I first organized my information from my usability test with an affinity map and also sorted each participants' data into observations, quotes and errors. This way I had a good overview over the most common mistakes and misconceptions I faced with my prototype.
Afterwards I created a rainbow spreadsheet to even better organize my data and jot down my ideas on how to fix the problems that I identified thanks to the usability test.
Some issues were clearly a larger scale problem and needed to be addressed. Here's some examples I've tackled after my test.
Issue 1: Food shop
My grand idea of having a slide out on the food screen to buy food turned out to be a big flop. I had to reverse my decision as participants all said they found it illogical and suggested making it a separate screen instead. The shopping button was turned into it's own screen with an icon in the bottom navigation. Since one participant said he'd like more information (a tooltip) about the items he buys I've also redesigned the shop screen a little to show more information upfront and also indicate how to buy items better.
Issue 2: Coins and steps
The dashboard contains two currencies that are being tracked. On the left side there is the daily step counter and your step currency is being tracked on the right. In my early prototype both had the same icon and nobody understood the difference. It was obvious I had to make changes. The right side now clearly shows a step coin icon that indicates this is about a currency and hopefully people will understand it is the balance. The left side is the daily step goal and remains a simple foot.

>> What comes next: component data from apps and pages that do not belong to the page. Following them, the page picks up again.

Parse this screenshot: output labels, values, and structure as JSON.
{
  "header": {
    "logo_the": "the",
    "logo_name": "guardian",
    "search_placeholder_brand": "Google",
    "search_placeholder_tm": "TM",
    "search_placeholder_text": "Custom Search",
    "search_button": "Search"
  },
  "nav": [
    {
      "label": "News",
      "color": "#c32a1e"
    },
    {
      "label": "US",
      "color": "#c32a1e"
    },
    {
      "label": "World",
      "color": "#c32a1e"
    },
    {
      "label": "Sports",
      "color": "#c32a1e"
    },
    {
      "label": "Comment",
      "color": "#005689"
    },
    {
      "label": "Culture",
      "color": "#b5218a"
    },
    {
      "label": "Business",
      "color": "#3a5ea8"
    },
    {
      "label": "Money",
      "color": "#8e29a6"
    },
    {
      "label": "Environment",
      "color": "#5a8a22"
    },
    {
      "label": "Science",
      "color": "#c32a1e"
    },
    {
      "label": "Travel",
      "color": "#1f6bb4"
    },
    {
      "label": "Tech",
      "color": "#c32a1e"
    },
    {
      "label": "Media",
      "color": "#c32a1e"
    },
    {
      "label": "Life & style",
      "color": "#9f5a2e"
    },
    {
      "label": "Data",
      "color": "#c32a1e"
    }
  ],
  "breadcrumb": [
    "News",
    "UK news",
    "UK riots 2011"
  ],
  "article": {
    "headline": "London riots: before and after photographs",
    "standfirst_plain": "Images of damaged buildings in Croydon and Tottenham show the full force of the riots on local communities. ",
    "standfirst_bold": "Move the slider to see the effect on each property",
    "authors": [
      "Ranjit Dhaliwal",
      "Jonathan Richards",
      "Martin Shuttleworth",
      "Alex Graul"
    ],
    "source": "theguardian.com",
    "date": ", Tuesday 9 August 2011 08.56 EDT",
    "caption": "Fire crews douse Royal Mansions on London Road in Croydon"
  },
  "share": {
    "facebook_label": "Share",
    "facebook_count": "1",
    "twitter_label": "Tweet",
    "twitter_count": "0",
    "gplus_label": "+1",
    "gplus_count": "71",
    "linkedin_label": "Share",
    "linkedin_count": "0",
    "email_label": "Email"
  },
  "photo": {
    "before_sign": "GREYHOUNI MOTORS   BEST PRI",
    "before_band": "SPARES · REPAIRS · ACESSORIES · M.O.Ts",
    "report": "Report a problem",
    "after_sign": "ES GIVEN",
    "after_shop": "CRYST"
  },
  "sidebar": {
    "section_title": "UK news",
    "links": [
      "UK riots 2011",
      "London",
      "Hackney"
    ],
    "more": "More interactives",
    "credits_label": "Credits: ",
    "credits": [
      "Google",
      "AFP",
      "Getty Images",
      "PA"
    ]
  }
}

Issue 3: Name-click
Most participants did not find the option to rename the Monstep at the first, or even second try. Many looked within the settings or tapped the Monsteps' name directly.
I've made the following changes: if people tap on the name of their Monstep on their dashboard, they'll be redirected to the personalize menu. People can now also change the Monsteps' name in the settings menu under "Monstep options".
Issue 4: Clicking the wrong settings navigation point
One the tasks was for users to pair a smart watch with their app. Participants wrongfully tapped 'Manage account' instead of 'Smart tracker pairing options'. I've simplified the settings menu into two navigation points and a tracker option that shows the currently connected device (or no device) immediately.
Style Guide & UI
After having the navigation and layout in a good spot, I took the greyscale prototype as a base and started creating my high fidelity wireframes. I developed a visual language that fits the concept of Monstep. This was a fickle task, as I had to strike that balance between fun & entertaining, but not overly child-like tone. I wanted to communicate: this is a fun place, but not necessarily for children!
Thoughts & Development
The color scheme is based on light green tones and dark teals. The teal helps the app feel more mature, while the greens have a similarity with the glow-in-the-dark colors, which hints at the playfulness of it. Glow-in-the-dark is also a very "90s kids" color, which are young adults by now - it fits the target audience perfectly. Green is also a very friendly color. My initial design was on a light green background, but it made the whole app feel like it was for children. The dark teal helps the Monstep to pop out, while radiating a calm and mature vibe. Also, this color scheme helps distinguish it from other apps, which usually have different base colors.
High Fidelity Prototype
The visual design went through several iterations of peer reviews, some preference tests and the continuous improvement on participant feedback. In the end I've created a solid prototype in Figma with accompanying style guide that was ready for hand-off to developers. You can try out the digital prototype by interacting with the Figma file below.